**** Recorded data

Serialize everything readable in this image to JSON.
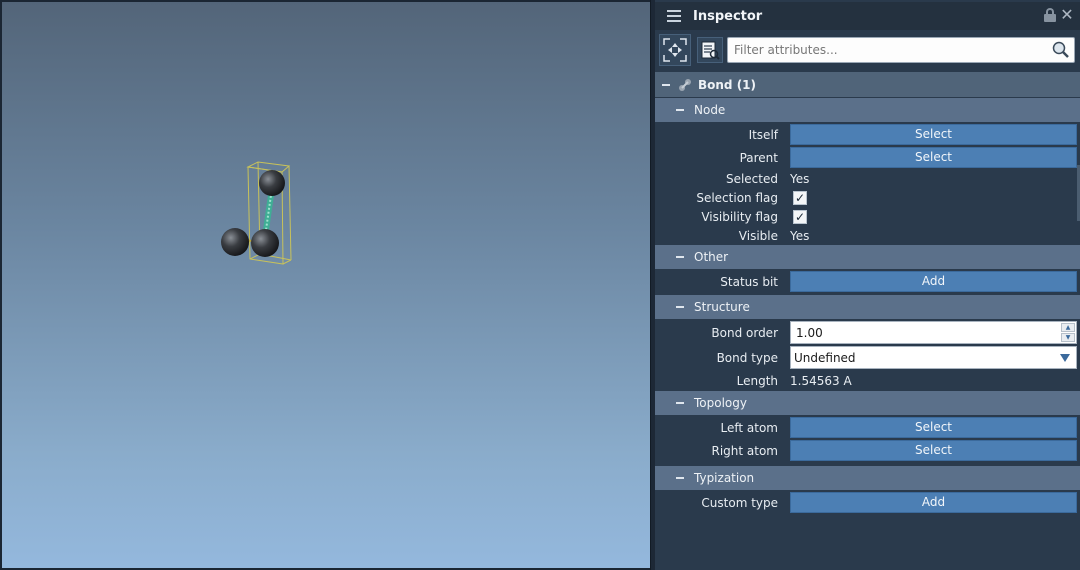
{
  "inspector": {
    "title": "Inspector",
    "filter_placeholder": "Filter attributes...",
    "bond_group": "Bond (1)",
    "node": {
      "header": "Node",
      "itself_label": "Itself",
      "itself_button": "Select",
      "parent_label": "Parent",
      "parent_button": "Select",
      "selected_label": "Selected",
      "selected_value": "Yes",
      "selection_flag_label": "Selection flag",
      "selection_flag_checked": true,
      "visibility_flag_label": "Visibility flag",
      "visibility_flag_checked": true,
      "visible_label": "Visible",
      "visible_value": "Yes"
    },
    "other": {
      "header": "Other",
      "status_bit_label": "Status bit",
      "status_bit_button": "Add"
    },
    "structure": {
      "header": "Structure",
      "bond_order_label": "Bond order",
      "bond_order_value": "1.00",
      "bond_type_label": "Bond type",
      "bond_type_value": "Undefined",
      "length_label": "Length",
      "length_value": "1.54563 A"
    },
    "topology": {
      "header": "Topology",
      "left_atom_label": "Left atom",
      "left_atom_button": "Select",
      "right_atom_label": "Right atom",
      "right_atom_button": "Select"
    },
    "typization": {
      "header": "Typization",
      "custom_type_label": "Custom type",
      "custom_type_button": "Add"
    }
  },
  "colors": {
    "button": "#4c7fb4",
    "group_header": "#5b708a",
    "panel_bg": "#2a3a4c",
    "bond_highlight": "#3fae95",
    "selection_box": "#c8c25a"
  },
  "icons": {
    "menu": "hamburger-icon",
    "lock": "lock-icon",
    "close": "close-icon",
    "select_all": "select-all-icon",
    "properties": "properties-icon",
    "search": "search-icon",
    "bond": "bond-icon"
  }
}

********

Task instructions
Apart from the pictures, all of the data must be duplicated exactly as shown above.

Result of this task
Serialize everything readable in this image to JSON.
{
  "inspector": {
    "title": "Inspector",
    "filter_placeholder": "Filter attributes...",
    "bond_group": "Bond (1)",
    "node": {
      "header": "Node",
      "itself_label": "Itself",
      "itself_button": "Select",
      "parent_label": "Parent",
      "parent_button": "Select",
      "selected_label": "Selected",
      "selected_value": "Yes",
      "selection_flag_label": "Selection flag",
      "selection_flag_checked": true,
      "visibility_flag_label": "Visibility flag",
      "visibility_flag_checked": true,
      "visible_label": "Visible",
      "visible_value": "Yes"
    },
    "other": {
      "header": "Other",
      "status_bit_label": "Status bit",
      "status_bit_button": "Add"
    },
    "structure": {
      "header": "Structure",
      "bond_order_label": "Bond order",
      "bond_order_value": "1.00",
      "bond_type_label": "Bond type",
      "bond_type_value": "Undefined",
      "length_label": "Length",
      "length_value": "1.54563 A"
    },
    "topology": {
      "header": "Topology",
      "left_atom_label": "Left atom",
      "left_atom_button": "Select",
      "right_atom_label": "Right atom",
      "right_atom_button": "Select"
    },
    "typization": {
      "header": "Typization",
      "custom_type_label": "Custom type",
      "custom_type_button": "Add"
    }
  },
  "colors": {
    "button": "#4c7fb4",
    "group_header": "#5b708a",
    "panel_bg": "#2a3a4c",
    "bond_highlight": "#3fae95",
    "selection_box": "#c8c25a"
  },
  "icons": {
    "menu": "hamburger-icon",
    "lock": "lock-icon",
    "close": "close-icon",
    "select_all": "select-all-icon",
    "properties": "properties-icon",
    "search": "search-icon",
    "bond": "bond-icon"
  }
}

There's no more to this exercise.